Despite this emotional vow, Achilles and Clytemnestra were not able to avert Agamemnon from carrying out his horrific ploy. Interestingly, it was Iphigeneia, herself, who eventually stepped in and prevented Achilles from fully going on the warpath against Agamemnon and the sacrificial plan. In the end, the sacrifice of Iphigeneia to Artemis was completed, giving Agamemnon the favorable winds that he needed for his campaign against the Trojans. The move, however, left some bitterness in Achilles, and an even more deadly grudge began to fester in Clytemnestra, who would eventually have her revenge on her murderous husband.

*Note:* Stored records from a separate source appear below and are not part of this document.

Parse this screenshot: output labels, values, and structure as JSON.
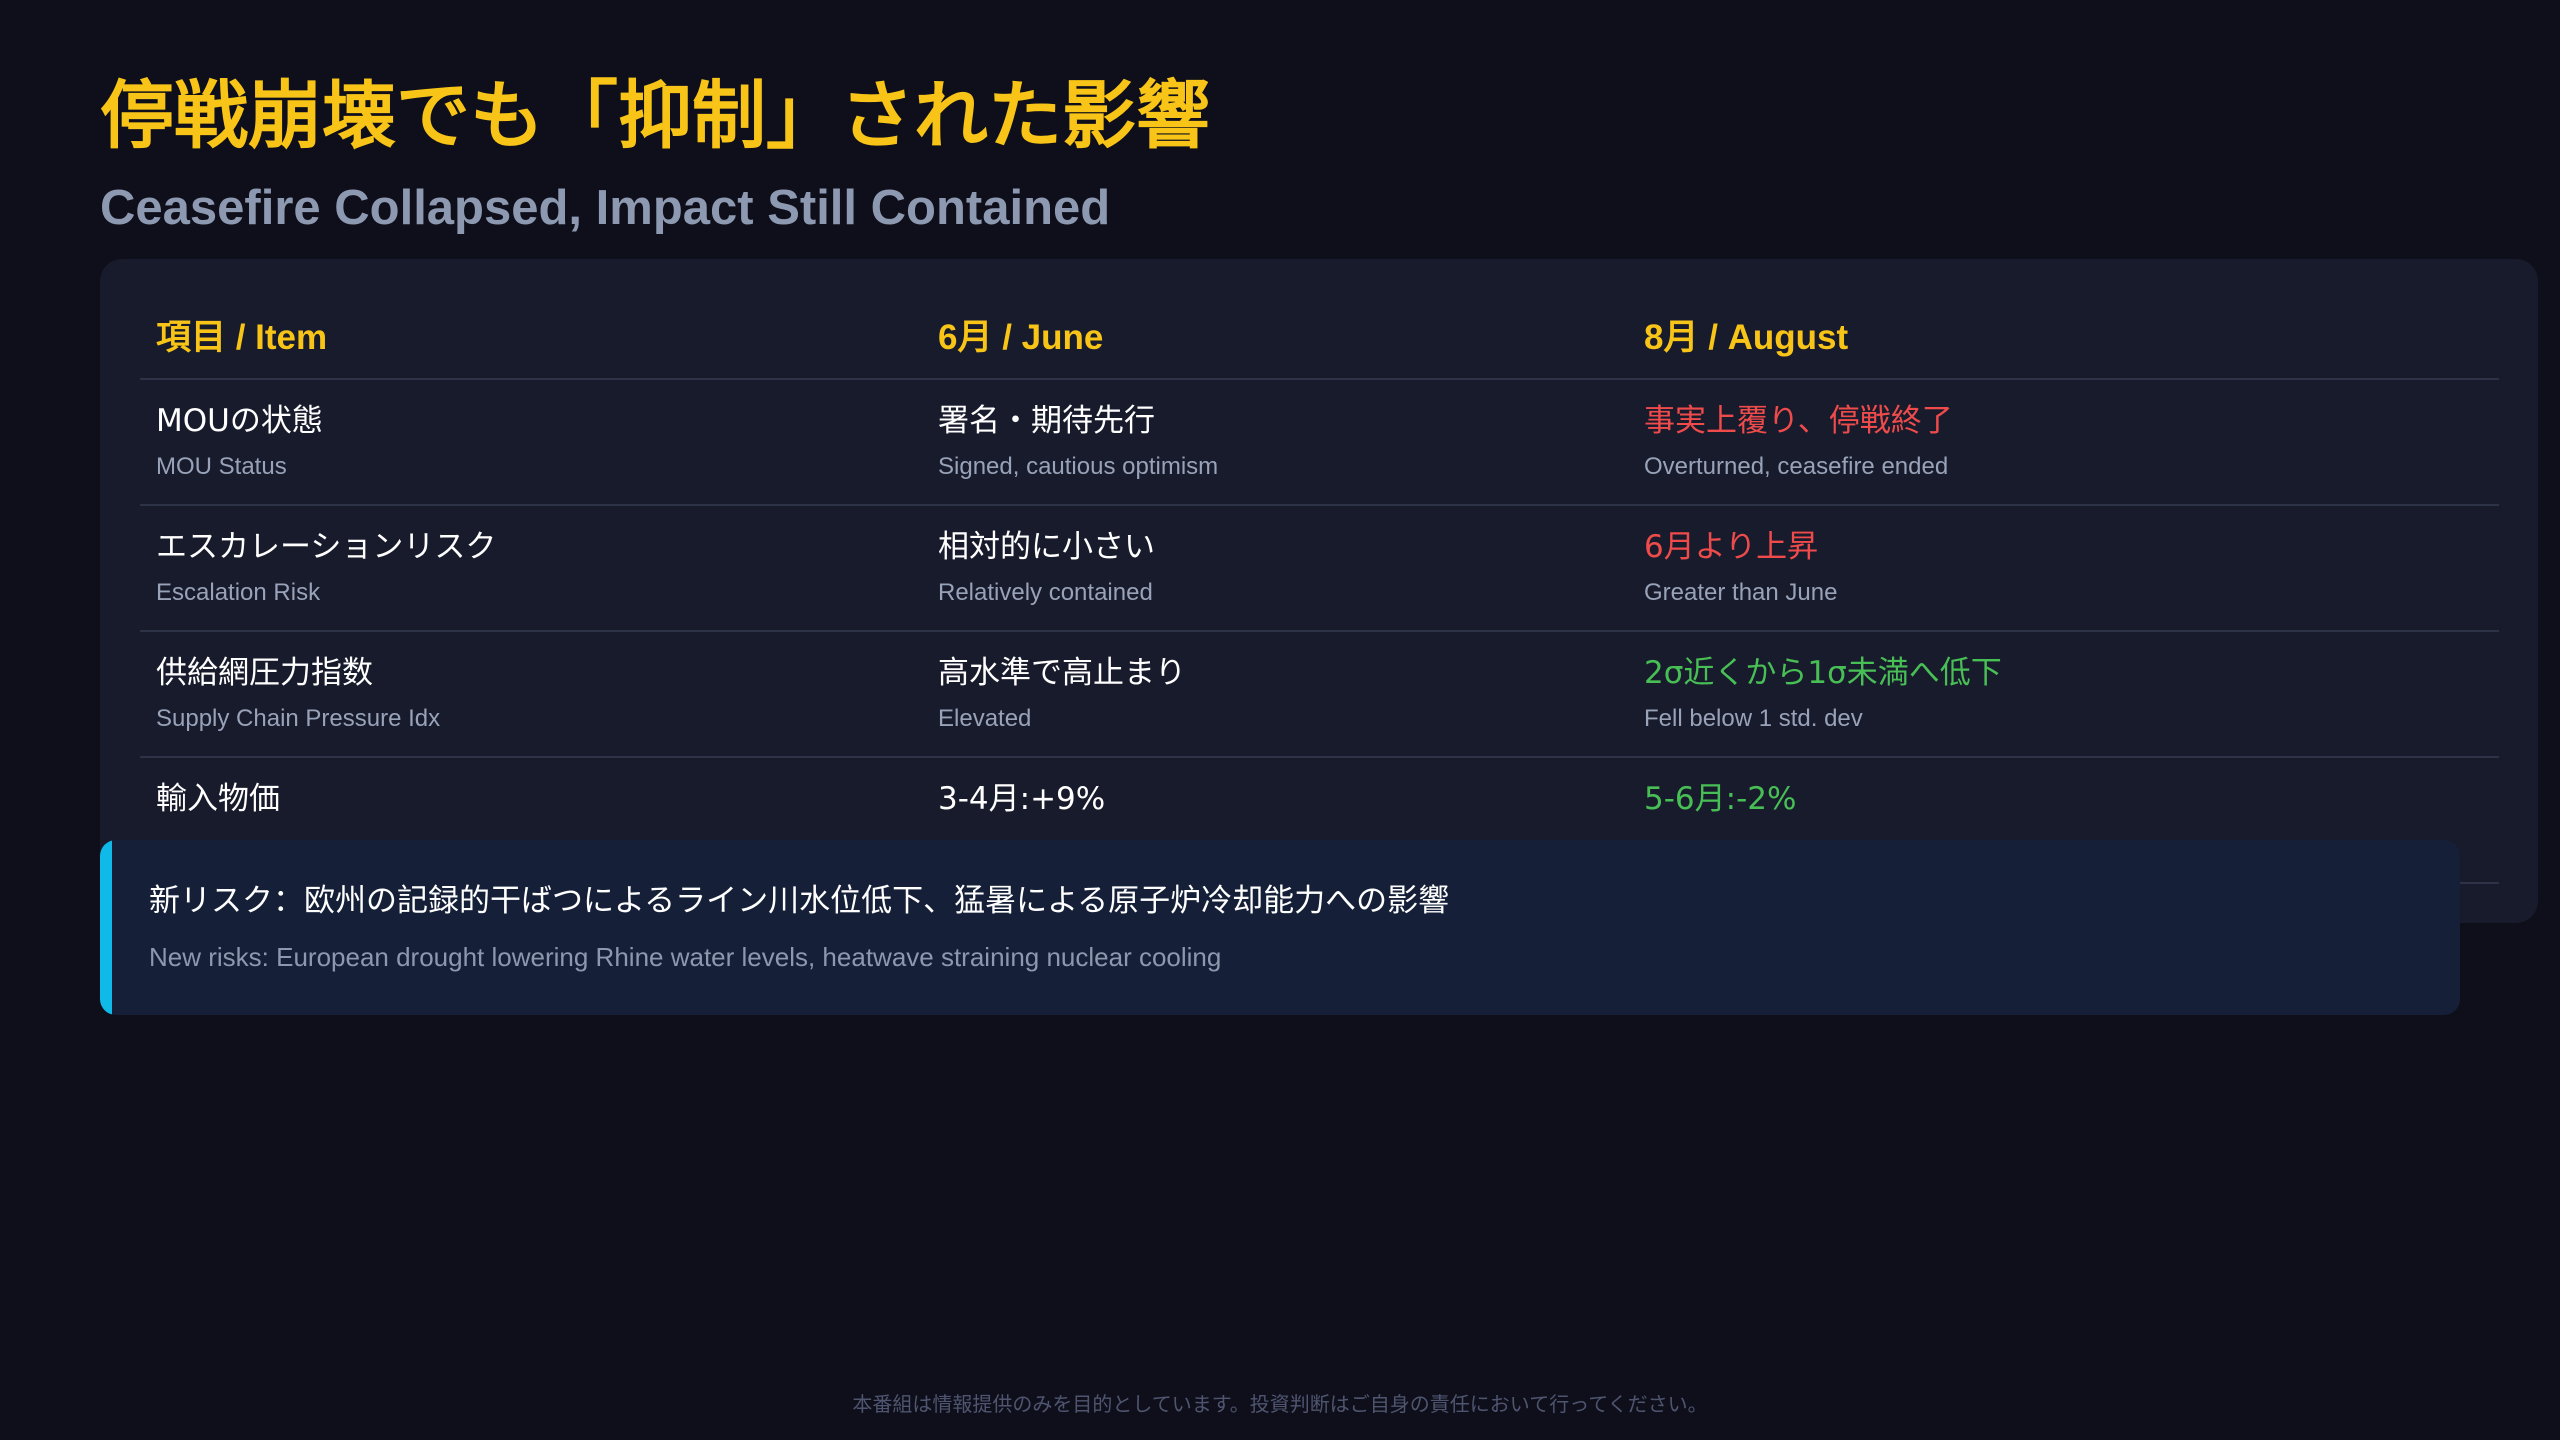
{
  "title": "停戦崩壊でも「抑制」された影響",
  "subtitle": "Ceasefire Collapsed, Impact Still Contained",
  "table": {
    "headers": [
      "項目 / Item",
      "6月 / June",
      "8月 / August"
    ],
    "rows": [
      {
        "item_ja": "MOUの状態",
        "item_en": "MOU Status",
        "june_ja": "署名・期待先行",
        "june_en": "Signed, cautious optimism",
        "aug_ja": "事実上覆り、停戦終了",
        "aug_en": "Overturned, ceasefire ended",
        "aug_color": "#ef4b4b"
      },
      {
        "item_ja": "エスカレーションリスク",
        "item_en": "Escalation Risk",
        "june_ja": "相対的に小さい",
        "june_en": "Relatively contained",
        "aug_ja": "6月より上昇",
        "aug_en": "Greater than June",
        "aug_color": "#ef4b4b"
      },
      {
        "item_ja": "供給網圧力指数",
        "item_en": "Supply Chain Pressure Idx",
        "june_ja": "高水準で高止まり",
        "june_en": "Elevated",
        "aug_ja": "2σ近くから1σ未満へ低下",
        "aug_en": "Fell below 1 std. dev",
        "aug_color": "#48bf55"
      },
      {
        "item_ja": "輸入物価",
        "item_en": "",
        "june_ja": "3-4月:+9%",
        "june_en": "",
        "aug_ja": "5-6月:-2%",
        "aug_en": "",
        "aug_color": "#48bf55"
      }
    ]
  },
  "note": {
    "ja": "新リスク：欧州の記録的干ばつによるライン川水位低下、猛暑による原子炉冷却能力への影響",
    "en": "New risks: European drought lowering Rhine water levels, heatwave straining nuclear cooling"
  },
  "disclaimer": "本番組は情報提供のみを目的としています。投資判断はご自身の責任において行ってください。",
  "colors": {
    "background": "#0e0f1a",
    "accent": "#f7c417",
    "negative": "#ef4b4b",
    "positive": "#48bf55",
    "note_bar": "#0fb9e8"
  }
}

Achilles’ stance in the artwork, with him shown with his hand on his sword, recalls a later time when Achilles and Agamemnon erupted into a different feud over a woman. That instance occurred after the Greeks reached the Trojan lands and captured two local women named Chryseis and Briseis. The first of the two was taken by Agamemnon, and Achilles claimed the second woman. Chryseis, it turned out, was the daughter of a priest of Apollo, and the god avenged the girl’s capture by ravaging the Greek army with a terrible plague. In order to end the plague, King Agamemnon needed only return Chryseis to her father, yet the king loathed to lose his spoils of war. The plague eventually forced Agamemnon to let the girl go, but he decided to make up his losses by taking a prisoner from the other leaders in his army—in particular, he wanted Briseis, who was with Achilles.
Although Achilles balked at the demand, King Agamemnon, who was the leader of the Greek coalition, ultimately used his authority and status to force Achilles to give up Briseis. During the argument between the king and the hero, egos flared and insults were thrown in both directions. Achilles became so angry that he seriously considered the option of killing the king. The poet, Homer, described this scene, writing, “These thoughts were racing through his mind, and he was just drawing his great sword from his sheath when Athene came down from the skies…Athene stood behind Achilles and seized him by his auburn hair. No one but Achilles was aware of her; the rest saw nothing” (The Iliad, book 1, approximately lines 190-200). Through the goddess’ restraining hand, Agamemnon survived the argument and succeeded in forcing Achilles to relinquish Briseis, but the incident infuriated Achilles to the extent that he refused to lead his troops into battle and even called upon his divine relatives to sabotage the Greek army’s good fortune. Homer’s scene of Achilles being tempted to draw his sword against Agamemnon is similar to the way Jacques Louis David envisioned Achilles enraged response to Agamemnon’s decision to sacrifice Iphigeneia.
Written by C. Keith Hansley
- The Iliad by Homer, translated by E. V. Rieu and edited/introduced by Peter Jones. New York: Penguin Classics, 2014.
- Aeschylus, The Orestia (Agamemnon, The Libation Bearers, The Eumenides), translated by Robert Fagles. New York: Penguin Classics, 1979.
Just to let you know: I can’t manage to read all your posts but when I do I enjoy them. This one is a good example. Although I know the story of Iphigenia, I’m not sure of the details when I try to recall it, and I don’t remember seeing David’s painting before. Terrific isn’t it!